Data for this exercise >>
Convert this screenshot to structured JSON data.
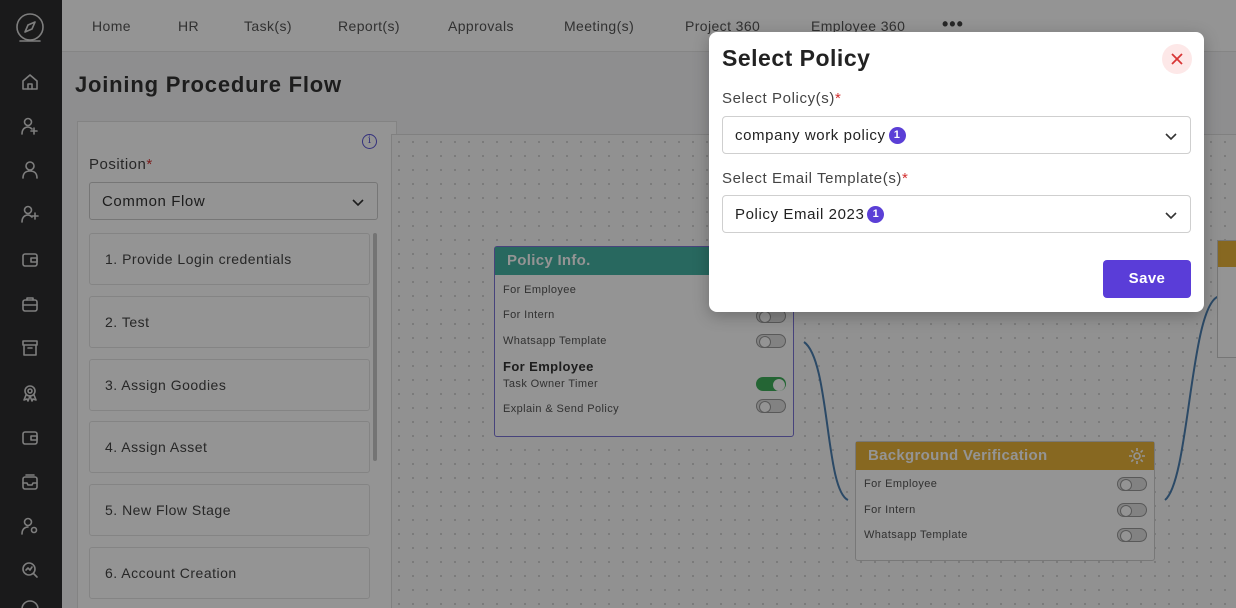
{
  "nav": {
    "items": [
      "Home",
      "HR",
      "Task(s)",
      "Report(s)",
      "Approvals",
      "Meeting(s)",
      "Project 360",
      "Employee 360"
    ],
    "more_label": "•••"
  },
  "page": {
    "title": "Joining Procedure Flow"
  },
  "panel": {
    "position_label": "Position",
    "required_mark": "*",
    "position_value": "Common Flow",
    "info_glyph": "i",
    "steps": [
      "1. Provide Login credentials",
      "2. Test",
      "3. Assign Goodies",
      "4. Assign Asset",
      "5. New Flow Stage",
      "6. Account Creation"
    ]
  },
  "flow": {
    "policy_node": {
      "title": "Policy Info.",
      "rows": [
        "For Employee",
        "For Intern",
        "Whatsapp Template"
      ],
      "sub_heading": "For Employee",
      "sub_rows": [
        "Task Owner Timer",
        "Explain & Send Policy"
      ],
      "toggles": [
        false,
        false,
        false,
        true,
        false
      ]
    },
    "bg_node": {
      "title": "Background Verification",
      "rows": [
        "For Employee",
        "For Intern",
        "Whatsapp Template"
      ],
      "toggles": [
        false,
        false,
        false
      ]
    }
  },
  "modal": {
    "title": "Select Policy",
    "policy_label": "Select Policy(s)",
    "policy_value": "company work policy",
    "policy_count": "1",
    "template_label": "Select Email Template(s)",
    "template_value": "Policy Email 2023",
    "template_count": "1",
    "save_label": "Save"
  },
  "colors": {
    "accent": "#5a3dd8",
    "policy_header": "#46b3a4",
    "bg_header": "#e8b43a",
    "sidebar": "#2d2d2f",
    "toggle_on": "#3fae5a"
  },
  "icons": [
    "compass-icon",
    "home-icon",
    "user-add-icon",
    "user-icon",
    "user-plus-icon",
    "wallet-icon",
    "briefcase-icon",
    "archive-icon",
    "award-icon",
    "wallet-icon",
    "inbox-icon",
    "user-settings-icon",
    "search-chart-icon",
    "help-icon"
  ]
}
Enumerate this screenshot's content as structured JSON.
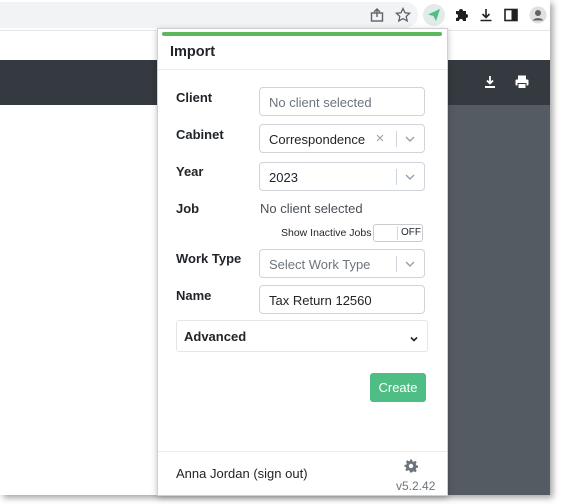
{
  "popup": {
    "title": "Import",
    "fields": {
      "client": {
        "label": "Client",
        "placeholder": "No client selected"
      },
      "cabinet": {
        "label": "Cabinet",
        "value": "Correspondence"
      },
      "year": {
        "label": "Year",
        "value": "2023"
      },
      "job": {
        "label": "Job",
        "value": "No client selected"
      },
      "show_inactive": {
        "label": "Show Inactive Jobs",
        "state": "OFF"
      },
      "work_type": {
        "label": "Work Type",
        "placeholder": "Select Work Type"
      },
      "name": {
        "label": "Name",
        "value": "Tax Return 12560"
      }
    },
    "advanced_label": "Advanced",
    "create_label": "Create",
    "footer": {
      "user": "Anna Jordan  (sign out)",
      "version": "v5.2.42"
    }
  },
  "colors": {
    "accent_green": "#4fbe85",
    "top_bar_green": "#5cb85c",
    "app_header": "#343a40",
    "app_panel": "#545b62"
  },
  "icons": {
    "toolbar": [
      "share-icon",
      "star-icon",
      "extension-send-icon",
      "puzzle-icon",
      "download-icon",
      "side-panel-icon",
      "profile-icon"
    ],
    "app_header": [
      "download-icon",
      "print-icon"
    ]
  }
}
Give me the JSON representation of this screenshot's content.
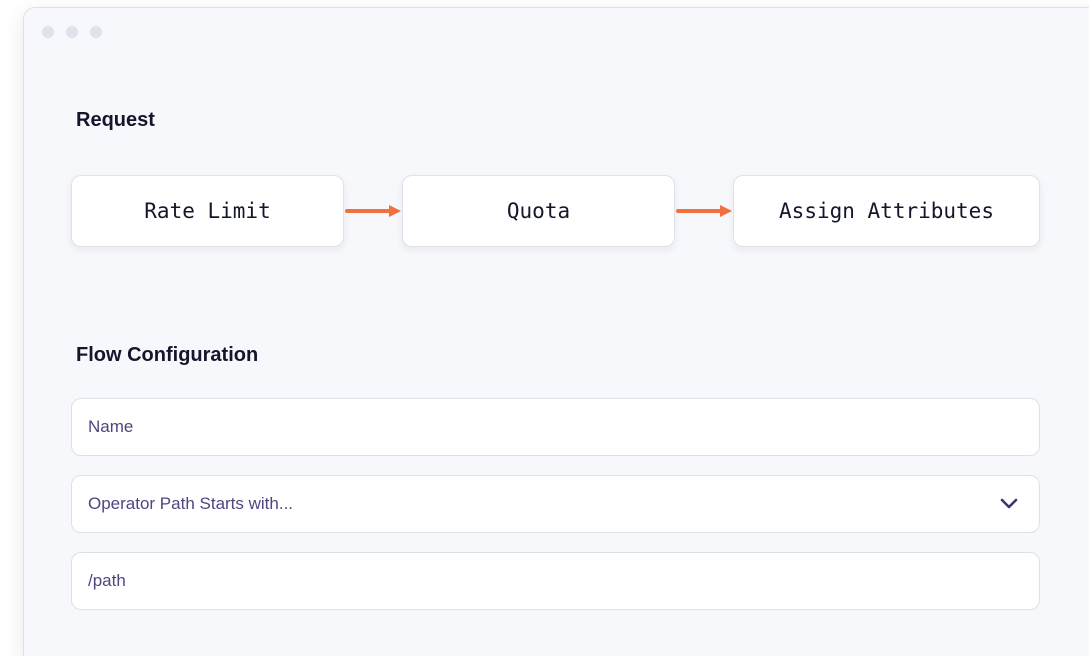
{
  "request": {
    "title": "Request",
    "steps": [
      {
        "label": "Rate Limit"
      },
      {
        "label": "Quota"
      },
      {
        "label": "Assign Attributes"
      }
    ]
  },
  "flow_configuration": {
    "title": "Flow Configuration",
    "name_field": {
      "value": "Name"
    },
    "operator_select": {
      "value": "Operator Path Starts with..."
    },
    "path_field": {
      "value": "/path"
    }
  },
  "colors": {
    "arrow": "#f0713f",
    "text_dark": "#14162b",
    "field_text": "#4f4680",
    "window_bg": "#f7f8fc"
  },
  "icons": {
    "window_dots": "window-control-dots",
    "step_arrow": "arrow-right-icon",
    "dropdown": "chevron-down-icon"
  }
}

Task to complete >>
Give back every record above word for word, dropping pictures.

Result for this exercise >>
Convert this screenshot to structured JSON data.
{
  "nav": {
    "items": [
      "Home",
      "HR",
      "Task(s)",
      "Report(s)",
      "Approvals",
      "Meeting(s)",
      "Project 360",
      "Employee 360"
    ],
    "more_label": "•••"
  },
  "page": {
    "title": "Joining Procedure Flow"
  },
  "panel": {
    "position_label": "Position",
    "required_mark": "*",
    "position_value": "Common Flow",
    "info_glyph": "i",
    "steps": [
      "1. Provide Login credentials",
      "2. Test",
      "3. Assign Goodies",
      "4. Assign Asset",
      "5. New Flow Stage",
      "6. Account Creation"
    ]
  },
  "flow": {
    "policy_node": {
      "title": "Policy Info.",
      "rows": [
        "For Employee",
        "For Intern",
        "Whatsapp Template"
      ],
      "sub_heading": "For Employee",
      "sub_rows": [
        "Task Owner Timer",
        "Explain & Send Policy"
      ],
      "toggles": [
        false,
        false,
        false,
        true,
        false
      ]
    },
    "bg_node": {
      "title": "Background Verification",
      "rows": [
        "For Employee",
        "For Intern",
        "Whatsapp Template"
      ],
      "toggles": [
        false,
        false,
        false
      ]
    }
  },
  "modal": {
    "title": "Select Policy",
    "policy_label": "Select Policy(s)",
    "policy_value": "company work policy",
    "policy_count": "1",
    "template_label": "Select Email Template(s)",
    "template_value": "Policy Email 2023",
    "template_count": "1",
    "save_label": "Save"
  },
  "colors": {
    "accent": "#5a3dd8",
    "policy_header": "#46b3a4",
    "bg_header": "#e8b43a",
    "sidebar": "#2d2d2f",
    "toggle_on": "#3fae5a"
  },
  "icons": [
    "compass-icon",
    "home-icon",
    "user-add-icon",
    "user-icon",
    "user-plus-icon",
    "wallet-icon",
    "briefcase-icon",
    "archive-icon",
    "award-icon",
    "wallet-icon",
    "inbox-icon",
    "user-settings-icon",
    "search-chart-icon",
    "help-icon"
  ]
}
Enumerate this screenshot's content as structured JSON.
{
  "popup": {
    "title": "Import",
    "fields": {
      "client": {
        "label": "Client",
        "placeholder": "No client selected"
      },
      "cabinet": {
        "label": "Cabinet",
        "value": "Correspondence"
      },
      "year": {
        "label": "Year",
        "value": "2023"
      },
      "job": {
        "label": "Job",
        "value": "No client selected"
      },
      "show_inactive": {
        "label": "Show Inactive Jobs",
        "state": "OFF"
      },
      "work_type": {
        "label": "Work Type",
        "placeholder": "Select Work Type"
      },
      "name": {
        "label": "Name",
        "value": "Tax Return 12560"
      }
    },
    "advanced_label": "Advanced",
    "create_label": "Create",
    "footer": {
      "user": "Anna Jordan  (sign out)",
      "version": "v5.2.42"
    }
  },
  "colors": {
    "accent_green": "#4fbe85",
    "top_bar_green": "#5cb85c",
    "app_header": "#343a40",
    "app_panel": "#545b62"
  },
  "icons": {
    "toolbar": [
      "share-icon",
      "star-icon",
      "extension-send-icon",
      "puzzle-icon",
      "download-icon",
      "side-panel-icon",
      "profile-icon"
    ],
    "app_header": [
      "download-icon",
      "print-icon"
    ]
  }
}
Give me the JSON representation of this screenshot's content.
{
  "request": {
    "title": "Request",
    "steps": [
      {
        "label": "Rate Limit"
      },
      {
        "label": "Quota"
      },
      {
        "label": "Assign Attributes"
      }
    ]
  },
  "flow_configuration": {
    "title": "Flow Configuration",
    "name_field": {
      "value": "Name"
    },
    "operator_select": {
      "value": "Operator Path Starts with..."
    },
    "path_field": {
      "value": "/path"
    }
  },
  "colors": {
    "arrow": "#f0713f",
    "text_dark": "#14162b",
    "field_text": "#4f4680",
    "window_bg": "#f7f8fc"
  },
  "icons": {
    "window_dots": "window-control-dots",
    "step_arrow": "arrow-right-icon",
    "dropdown": "chevron-down-icon"
  }
}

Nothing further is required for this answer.